— Problem details —
Find the word "chenyi" in the data, then copy each line where it is found.

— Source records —
────────
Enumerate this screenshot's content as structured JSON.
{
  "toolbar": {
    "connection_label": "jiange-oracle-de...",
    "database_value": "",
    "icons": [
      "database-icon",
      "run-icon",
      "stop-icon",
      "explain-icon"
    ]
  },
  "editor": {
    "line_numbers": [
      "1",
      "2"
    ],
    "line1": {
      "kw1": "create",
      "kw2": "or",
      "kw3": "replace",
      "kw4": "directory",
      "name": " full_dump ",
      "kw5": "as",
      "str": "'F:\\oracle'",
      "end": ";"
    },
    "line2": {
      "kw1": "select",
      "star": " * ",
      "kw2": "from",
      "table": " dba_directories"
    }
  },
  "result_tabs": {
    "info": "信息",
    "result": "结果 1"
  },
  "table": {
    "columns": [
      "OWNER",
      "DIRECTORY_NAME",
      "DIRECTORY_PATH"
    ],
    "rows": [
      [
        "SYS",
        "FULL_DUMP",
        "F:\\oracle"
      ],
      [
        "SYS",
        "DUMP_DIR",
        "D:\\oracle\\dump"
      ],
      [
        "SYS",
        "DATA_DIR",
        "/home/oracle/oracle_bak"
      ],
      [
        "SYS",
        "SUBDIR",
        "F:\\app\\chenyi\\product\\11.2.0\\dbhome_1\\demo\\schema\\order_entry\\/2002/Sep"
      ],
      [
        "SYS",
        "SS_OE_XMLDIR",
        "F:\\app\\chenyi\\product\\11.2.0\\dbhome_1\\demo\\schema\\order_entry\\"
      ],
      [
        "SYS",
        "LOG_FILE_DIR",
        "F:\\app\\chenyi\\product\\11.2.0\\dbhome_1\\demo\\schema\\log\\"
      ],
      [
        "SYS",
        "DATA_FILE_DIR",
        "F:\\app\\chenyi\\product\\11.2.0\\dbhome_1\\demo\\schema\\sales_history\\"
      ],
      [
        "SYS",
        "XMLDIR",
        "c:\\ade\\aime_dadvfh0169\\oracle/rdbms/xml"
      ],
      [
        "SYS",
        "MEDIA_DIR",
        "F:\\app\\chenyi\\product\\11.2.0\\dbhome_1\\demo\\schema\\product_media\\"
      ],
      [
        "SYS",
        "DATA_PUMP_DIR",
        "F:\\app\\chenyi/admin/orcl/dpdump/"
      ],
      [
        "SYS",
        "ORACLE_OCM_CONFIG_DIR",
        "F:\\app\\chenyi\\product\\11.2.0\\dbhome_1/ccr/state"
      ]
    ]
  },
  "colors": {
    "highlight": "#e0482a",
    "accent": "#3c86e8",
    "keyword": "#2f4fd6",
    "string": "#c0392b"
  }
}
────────
— Answer space —
        "F:\\app\\chenyi\\product\\11.2.0\\dbhome_1\\demo\\schema\\order_entry\\/2002/Sep"
        "F:\\app\\chenyi\\product\\11.2.0\\dbhome_1\\demo\\schema\\order_entry\\"
        "F:\\app\\chenyi\\product\\11.2.0\\dbhome_1\\demo\\schema\\log\\"
        "F:\\app\\chenyi\\product\\11.2.0\\dbhome_1\\demo\\schema\\sales_history\\"
        "F:\\app\\chenyi\\product\\11.2.0\\dbhome_1\\demo\\schema\\product_media\\"
        "F:\\app\\chenyi/admin/orcl/dpdump/"
        "F:\\app\\chenyi\\product\\11.2.0\\dbhome_1/ccr/state"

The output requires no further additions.